**Interface dataset entries**

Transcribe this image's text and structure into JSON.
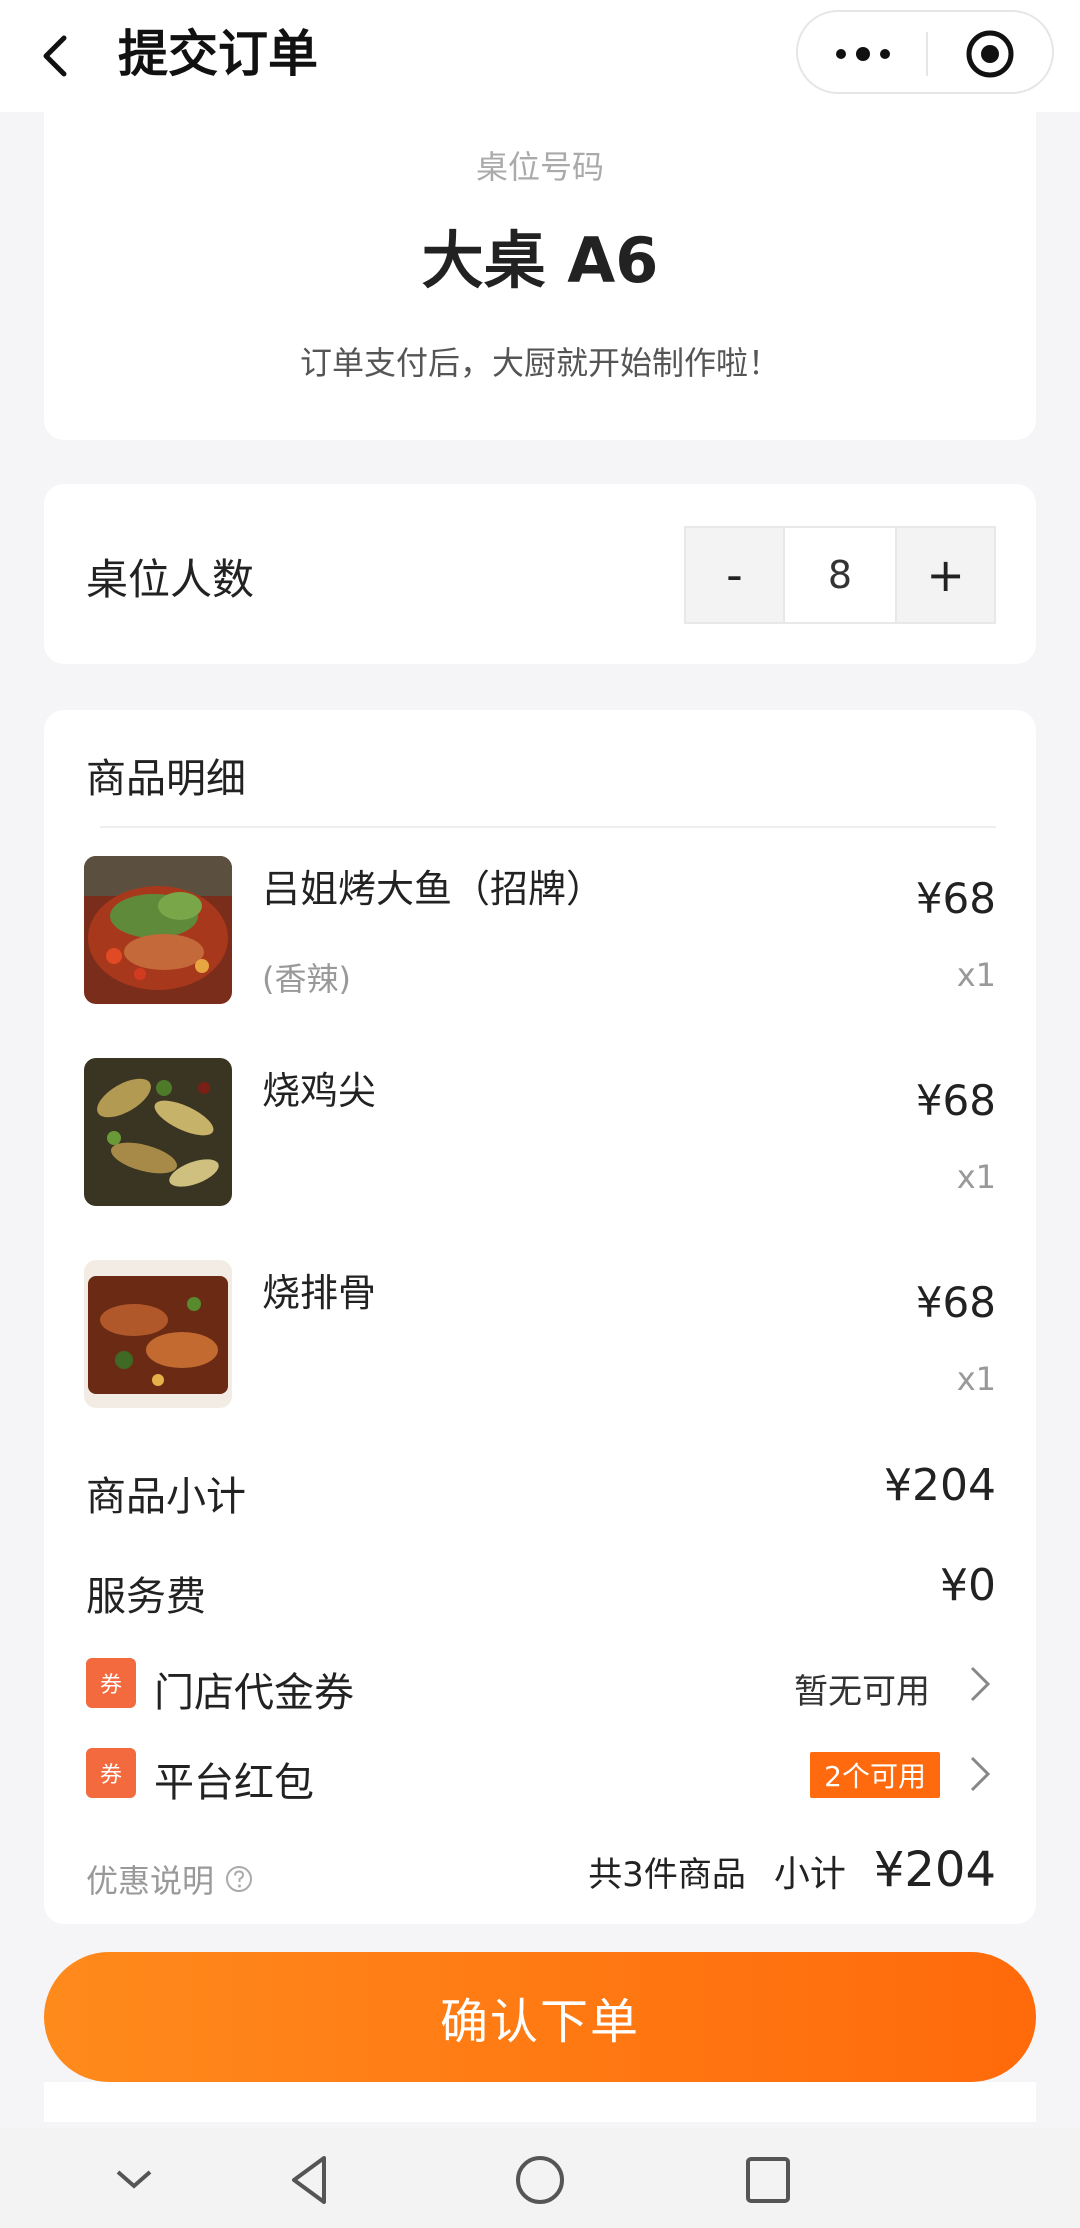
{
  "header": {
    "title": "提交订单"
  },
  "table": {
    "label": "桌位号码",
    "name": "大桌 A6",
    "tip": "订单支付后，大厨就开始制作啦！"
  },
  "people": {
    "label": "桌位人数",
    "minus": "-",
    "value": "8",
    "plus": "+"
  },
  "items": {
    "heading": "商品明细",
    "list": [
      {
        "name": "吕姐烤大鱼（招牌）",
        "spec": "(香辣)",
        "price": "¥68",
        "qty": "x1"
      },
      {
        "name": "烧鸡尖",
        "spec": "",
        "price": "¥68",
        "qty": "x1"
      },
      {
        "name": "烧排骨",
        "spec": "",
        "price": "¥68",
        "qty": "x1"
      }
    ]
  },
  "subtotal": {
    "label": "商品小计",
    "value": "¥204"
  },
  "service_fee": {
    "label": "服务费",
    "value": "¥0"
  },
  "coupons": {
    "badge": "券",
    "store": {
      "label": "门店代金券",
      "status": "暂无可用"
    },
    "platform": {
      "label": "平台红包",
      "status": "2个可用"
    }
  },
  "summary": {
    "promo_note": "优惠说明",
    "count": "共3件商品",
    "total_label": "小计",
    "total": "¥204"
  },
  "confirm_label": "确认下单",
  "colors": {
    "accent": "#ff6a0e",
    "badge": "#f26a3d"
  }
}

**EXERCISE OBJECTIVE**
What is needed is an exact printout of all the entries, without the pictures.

**RESULT BELOW**
Transcribe this image's text and structure into JSON.
{
  "header": {
    "title": "提交订单"
  },
  "table": {
    "label": "桌位号码",
    "name": "大桌 A6",
    "tip": "订单支付后，大厨就开始制作啦！"
  },
  "people": {
    "label": "桌位人数",
    "minus": "-",
    "value": "8",
    "plus": "+"
  },
  "items": {
    "heading": "商品明细",
    "list": [
      {
        "name": "吕姐烤大鱼（招牌）",
        "spec": "(香辣)",
        "price": "¥68",
        "qty": "x1"
      },
      {
        "name": "烧鸡尖",
        "spec": "",
        "price": "¥68",
        "qty": "x1"
      },
      {
        "name": "烧排骨",
        "spec": "",
        "price": "¥68",
        "qty": "x1"
      }
    ]
  },
  "subtotal": {
    "label": "商品小计",
    "value": "¥204"
  },
  "service_fee": {
    "label": "服务费",
    "value": "¥0"
  },
  "coupons": {
    "badge": "券",
    "store": {
      "label": "门店代金券",
      "status": "暂无可用"
    },
    "platform": {
      "label": "平台红包",
      "status": "2个可用"
    }
  },
  "summary": {
    "promo_note": "优惠说明",
    "count": "共3件商品",
    "total_label": "小计",
    "total": "¥204"
  },
  "confirm_label": "确认下单",
  "colors": {
    "accent": "#ff6a0e",
    "badge": "#f26a3d"
  }
}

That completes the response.